We will start the design process shortly and commence a first phase of building homes where location issues are less pronounced.
We are lucky to be able to learn from the good and bad aspects of past initiatives elsewhere.
The less successful attempts tend to forget that the main reason why people do not live in disaster-resistant homes, in safe locations, is that they cannot afford to.
Even if we develop mechanisms that will give the occupier an increasing stake in their new homes, we are under no illusions that they will be able to finance the building of these homes on their own.
We have set aside initial funding for at least 1,000 disaster-resistant homes. We will finance a further 1,000 disaster-resistant homes from the proceeds of our Rain Forest Restoration Bond and related financial instruments.
Once the building of these homes is underway, we expect our partnership with the Foundations to help us fund a further 3,000 homes.
Two, we will set out the minimum specifications for the homes shortly, though you can assume that it will likely be similar to the Miami Dade standards.
Three, Shortly we will begin to spend the money that will get all of our schools and clinics functioning again, in some instances, by implementing temporary building solutions.
Four, in rebuilding homes and communities we will incorporate the building of climate-resilient schools and clinics.
Five, following further consultations we will establish a short-term Climate-Resilient Nation Execution Agency.
Six, Once the joint needs assessment exercise is over in one month’s time, we expect to fast track a large package of infrastructure works on bridges, roads and slopes.
This work is extensive.
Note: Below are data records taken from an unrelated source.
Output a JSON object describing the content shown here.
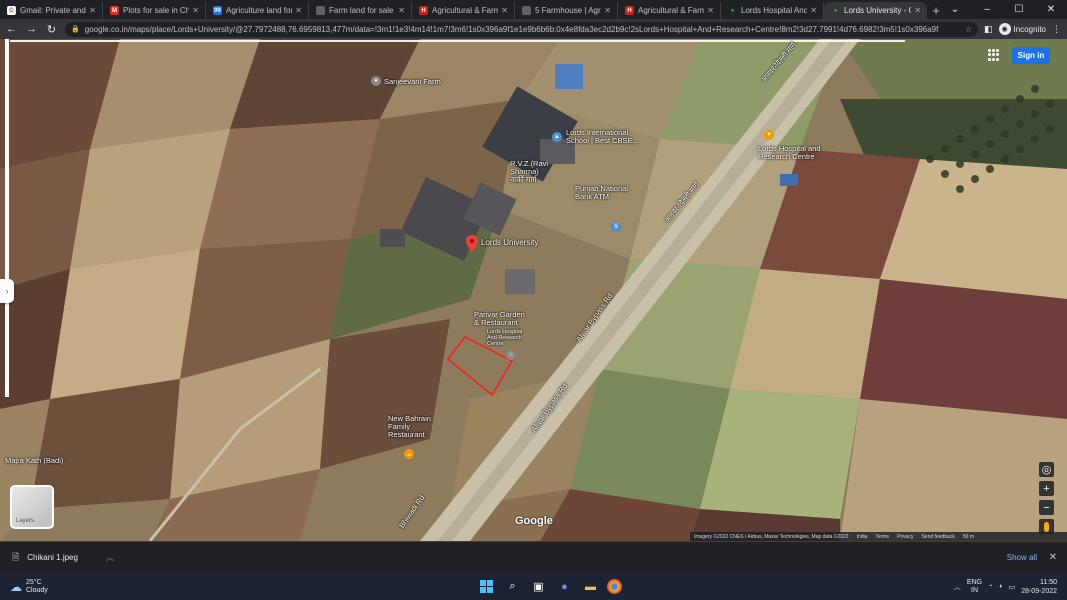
{
  "tabs": [
    {
      "title": "Gmail: Private and se",
      "icon": "google-icon",
      "color": "#ea4335"
    },
    {
      "title": "Plots for sale in Chiko",
      "icon": "magicbricks-icon",
      "color": "#d93025"
    },
    {
      "title": "Agriculture land for sa",
      "icon": "99acres-icon",
      "color": "#1a73e8"
    },
    {
      "title": "Farm land for sale in",
      "icon": "page-icon",
      "color": "#5f6368"
    },
    {
      "title": "Agricultural & Farm la",
      "icon": "housing-icon",
      "color": "#c5221f"
    },
    {
      "title": "5 Farmhouse | Agricult",
      "icon": "page-icon",
      "color": "#5f6368"
    },
    {
      "title": "Agricultural & Farm la",
      "icon": "housing-icon",
      "color": "#c5221f"
    },
    {
      "title": "Lords Hospital And Re",
      "icon": "maps-icon",
      "color": "#34a853"
    },
    {
      "title": "Lords University - Goo",
      "icon": "maps-icon",
      "color": "#34a853",
      "active": true
    }
  ],
  "toolbar": {
    "url": "google.co.in/maps/place/Lords+University/@27.7972488,76.6959813,477m/data=!3m1!1e3!4m14!1m7!3m6!1s0x396a9f1e1e9b6b6b:0x4e8fda3ec2d2b9c!2sLords+Hospital+And+Research+Centre!8m2!3d27.7991!4d76.6982!3m5!1s0x396a9f",
    "incognito_label": "Incognito"
  },
  "map": {
    "signin_label": "Sign in",
    "main_place": "Lords University",
    "google_logo": "Google",
    "layers_label": "Layers",
    "attribution": [
      "Imagery ©2022 CNES / Airbus, Maxar Technologies, Map data ©2022",
      "India",
      "Terms",
      "Privacy",
      "Send feedback",
      "50 m"
    ],
    "labels": [
      {
        "text": "Sanjeevani Farm",
        "id": "sanjeevani"
      },
      {
        "text": "Lords International School | Best CBSE...",
        "id": "lords-school"
      },
      {
        "text": "R.V.Z.(Ravi Sharma) नार्की मार्ग",
        "id": "rvz"
      },
      {
        "text": "Punjab National Bank ATM",
        "id": "pnb-atm"
      },
      {
        "text": "Parivar Garden & Restaurant",
        "id": "parivar-garden"
      },
      {
        "text": "Lords Hospital And Research Centre",
        "id": "lords-hospital"
      },
      {
        "text": "Lords Hospital and Research Centre",
        "id": "lords-hospital-2"
      },
      {
        "text": "New Bahrain Family Restaurant",
        "id": "new-bahrain"
      },
      {
        "text": "Majra Kath (Badi)",
        "id": "majra"
      },
      {
        "text": "अलवर-दिल्ली मार्ग",
        "id": "hindi-road"
      },
      {
        "text": "Alwar Bypass Rd",
        "id": "alwar-bypass"
      },
      {
        "text": "Alwar Bypass Rd",
        "id": "alwar-bypass-2"
      },
      {
        "text": "Bhiwadi Rd",
        "id": "bhiwadi"
      },
      {
        "text": "अलवर-दिल्ली मार्ग",
        "id": "hindi-road-2"
      }
    ]
  },
  "download": {
    "file_name": "Chikani 1.jpeg",
    "show_all": "Show all"
  },
  "taskbar": {
    "weather_temp": "25°C",
    "weather_desc": "Cloudy",
    "lang_top": "ENG",
    "lang_bottom": "IN",
    "time": "11:50",
    "date": "28-09-2022"
  },
  "colors": {
    "accent": "#1a73e8",
    "pin_red": "#ea4335",
    "plot_outline": "#ff1a1a"
  }
}
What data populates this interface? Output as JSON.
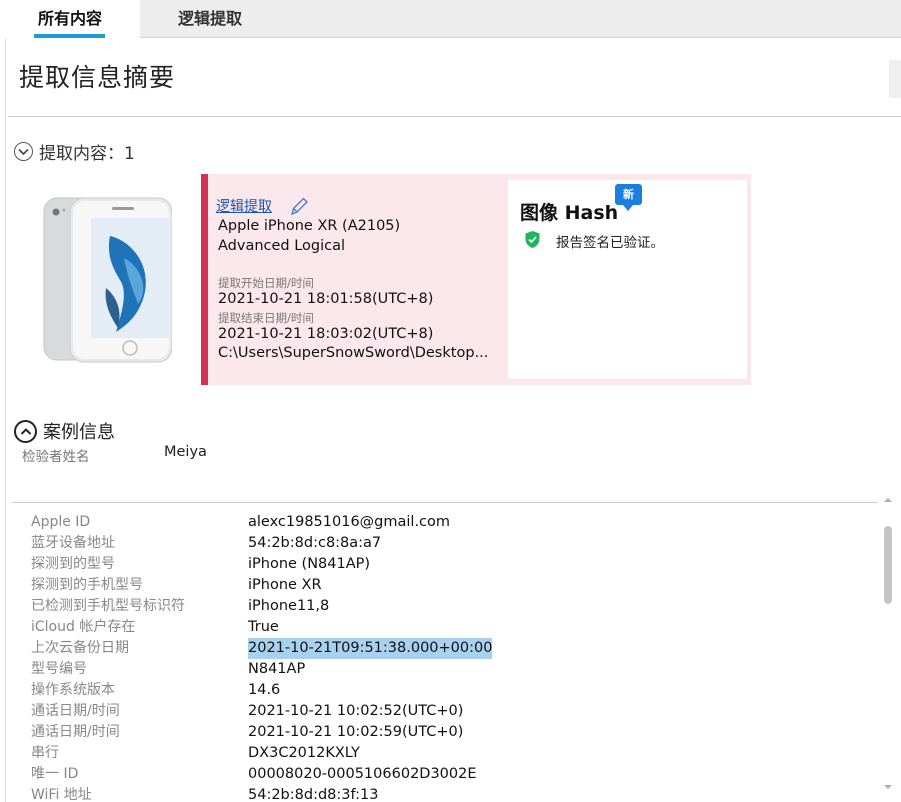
{
  "tabs": [
    {
      "label": "所有内容",
      "active": true
    },
    {
      "label": "逻辑提取",
      "active": false
    }
  ],
  "page_title": "提取信息摘要",
  "extraction_section": {
    "title": "提取内容：1",
    "icon": "chevron-down-circle-icon"
  },
  "card": {
    "link_label": "逻辑提取",
    "device_name": "Apple iPhone XR (A2105)",
    "extraction_type": "Advanced Logical",
    "start_label": "提取开始日期/时间",
    "start_value": "2021-10-21 18:01:58(UTC+8)",
    "end_label": "提取结束日期/时间",
    "end_value": "2021-10-21 18:03:02(UTC+8)",
    "path": "C:\\Users\\SuperSnowSword\\Desktop...",
    "accent_color": "#d23357",
    "background_color": "#fbe8ec"
  },
  "hash": {
    "title": "图像 Hash",
    "badge": "新",
    "status": "报告签名已验证。",
    "status_icon": "shield-check-icon",
    "status_color": "#1db45c"
  },
  "case_section": {
    "title": "案例信息",
    "icon": "chevron-up-circle-icon",
    "examiner_label": "检验者姓名",
    "examiner_value": "Meiya"
  },
  "details": [
    {
      "label": "Apple ID",
      "value": "alexc19851016@gmail.com"
    },
    {
      "label": "蓝牙设备地址",
      "value": "54:2b:8d:c8:8a:a7"
    },
    {
      "label": "探测到的型号",
      "value": "iPhone (N841AP)"
    },
    {
      "label": "探测到的手机型号",
      "value": "iPhone XR"
    },
    {
      "label": "已检测到手机型号标识符",
      "value": "iPhone11,8"
    },
    {
      "label": "iCloud 帐户存在",
      "value": "True"
    },
    {
      "label": "上次云备份日期",
      "value": "2021-10-21T09:51:38.000+00:00",
      "selected": true
    },
    {
      "label": "型号编号",
      "value": "N841AP"
    },
    {
      "label": "操作系统版本",
      "value": "14.6"
    },
    {
      "label": "通话日期/时间",
      "value": "2021-10-21 10:02:52(UTC+0)"
    },
    {
      "label": "通话日期/时间",
      "value": "2021-10-21 10:02:59(UTC+0)"
    },
    {
      "label": "串行",
      "value": "DX3C2012KXLY"
    },
    {
      "label": "唯一 ID",
      "value": "00008020-0005106602D3002E"
    },
    {
      "label": "WiFi 地址",
      "value": "54:2b:8d:d8:3f:13"
    }
  ],
  "colors": {
    "tab_accent": "#1f9ad6",
    "link": "#1a55b0",
    "selection": "#a8d1f0"
  }
}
Our total approved budget for public infrastructure is currently EC$175m spread between World Bank and UK-funded projects.
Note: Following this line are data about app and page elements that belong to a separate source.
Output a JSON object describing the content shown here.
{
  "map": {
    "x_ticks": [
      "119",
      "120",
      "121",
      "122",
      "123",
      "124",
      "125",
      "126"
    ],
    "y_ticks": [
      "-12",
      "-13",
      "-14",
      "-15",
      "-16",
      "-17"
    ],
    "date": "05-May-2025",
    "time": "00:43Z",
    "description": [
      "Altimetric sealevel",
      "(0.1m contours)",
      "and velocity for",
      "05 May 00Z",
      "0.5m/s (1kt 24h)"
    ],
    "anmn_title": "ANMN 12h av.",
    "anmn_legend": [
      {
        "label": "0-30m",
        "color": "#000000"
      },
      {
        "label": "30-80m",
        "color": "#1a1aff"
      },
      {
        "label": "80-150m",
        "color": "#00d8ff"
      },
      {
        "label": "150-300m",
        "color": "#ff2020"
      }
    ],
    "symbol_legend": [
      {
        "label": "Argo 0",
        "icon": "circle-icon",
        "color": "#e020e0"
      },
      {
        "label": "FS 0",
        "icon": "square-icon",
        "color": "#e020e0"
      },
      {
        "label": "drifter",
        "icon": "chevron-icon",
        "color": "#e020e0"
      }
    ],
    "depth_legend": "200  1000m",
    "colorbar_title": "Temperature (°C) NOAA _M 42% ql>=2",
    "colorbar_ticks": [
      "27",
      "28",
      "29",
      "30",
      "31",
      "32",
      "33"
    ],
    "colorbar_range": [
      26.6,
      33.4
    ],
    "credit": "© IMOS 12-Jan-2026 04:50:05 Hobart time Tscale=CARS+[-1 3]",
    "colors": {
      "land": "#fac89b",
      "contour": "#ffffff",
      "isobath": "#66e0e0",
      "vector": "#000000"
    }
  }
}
Our Execution agency will help us get these funds spent and projects delivered in accordance with a sequential plan. There have been good indications that we will be able to extend the scope of works and funding/ by a further EC$75m to make a total of EC$250m.
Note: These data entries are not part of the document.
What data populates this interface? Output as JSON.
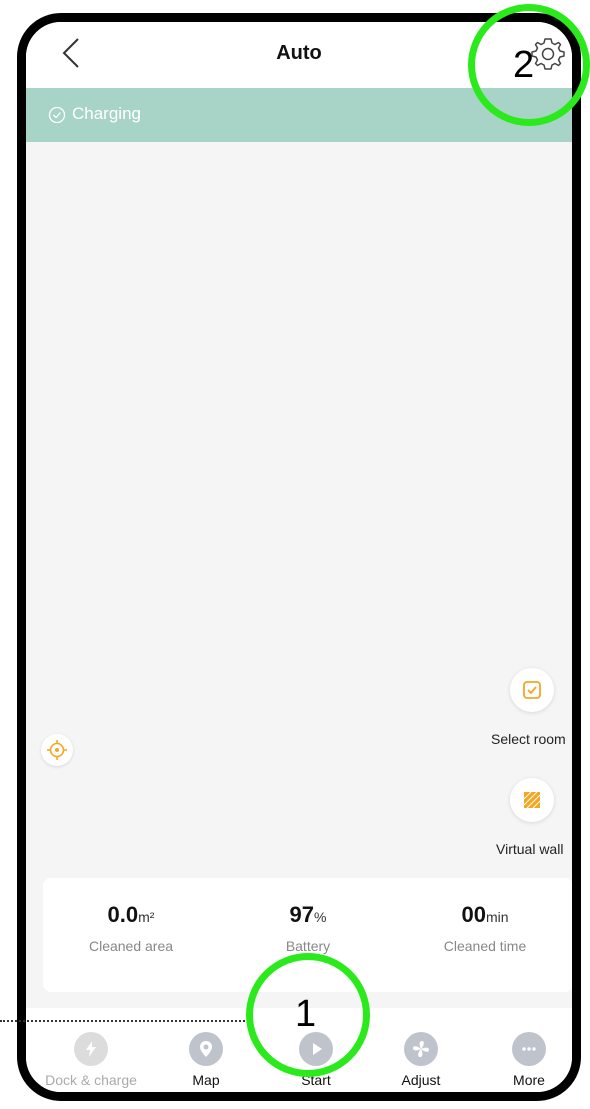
{
  "header": {
    "title": "Auto",
    "back_icon": "chevron-left-icon",
    "settings_icon": "gear-icon"
  },
  "status": {
    "text": "Charging",
    "icon": "check-circle-icon",
    "color": "#a8d4c8"
  },
  "map_tools": {
    "select_room_label": "Select room",
    "virtual_wall_label": "Virtual wall",
    "accent": "#f5a623"
  },
  "stats": [
    {
      "value": "0.0",
      "unit": "m²",
      "label": "Cleaned area"
    },
    {
      "value": "97",
      "unit": "%",
      "label": "Battery"
    },
    {
      "value": "00",
      "unit": "min",
      "label": "Cleaned time"
    }
  ],
  "nav": [
    {
      "label": "Dock & charge",
      "icon": "dock-charge-icon",
      "disabled": true
    },
    {
      "label": "Map",
      "icon": "map-pin-icon",
      "disabled": false
    },
    {
      "label": "Start",
      "icon": "play-icon",
      "disabled": false
    },
    {
      "label": "Adjust",
      "icon": "fan-icon",
      "disabled": false
    },
    {
      "label": "More",
      "icon": "more-icon",
      "disabled": false
    }
  ],
  "annotations": [
    {
      "number": "1",
      "color": "#2bea1c"
    },
    {
      "number": "2",
      "color": "#2bea1c"
    }
  ]
}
Seven, Once this process of rebuilding our infrastructure is underway we will then be able to roll out our plans/ for our future food and energy security.
My fellow Dominican it is important to start with a plan. It ensures that our energies are focused and not pulling against each other. It ensures that we build something better than before.
A good plan is necessary for our success but it is not sufficient.
The best plan will not work if each and everyone is not fully engaged in a national effort to make it work.
I want Dominicans…fighting back against the adversity. I want each of you to do, to the best of your ability, whatever you can do, however big or small. Dominica needs you. Dominica cries for you.
Overall, Fellow Dominicans and others, resident in Dominica, and those of you living and monitoring developments from afar, rest assured that we have a solid strategy and plan for recovery and rebuilding Dominica that is coming into place.
Of course the best laid plans can change and we are prepared for that. But the direction remains constant and clear. We will rebuild Dominica to be more resilient and more sustainable.
It is a plan that respects our livelihoods and our nation.
It is our plan – not one imposed by others.
It is a plan that has captured the imagination of the world.
And as a result, it is a plan that will be well funded, well informed by available evidence and well supported with the relevant expertise.
I do not know of any country in the history of the world that has suffered such total devastation, but which in less than 3 weeks, has been able to move beyond pure relief efforts to start the economic recovery. None!
Let this be a measure of the resolve and determination of the extraordinary people of Dominica.
We may have lost all that money can buy, but no one can look at Dominica and say/ we have lost our dignity.
We need help, a lot of help, but you can now be certain that we are the Captains of our fate and that is why we shall succeed.
Thank you for your continued prayers and expressions of solidarity and well wishes. They are truly an inspiration.
I pray today that Almighty God continue to bless and protect us all…
Dominica Prime Minister Address his people on the development relief program.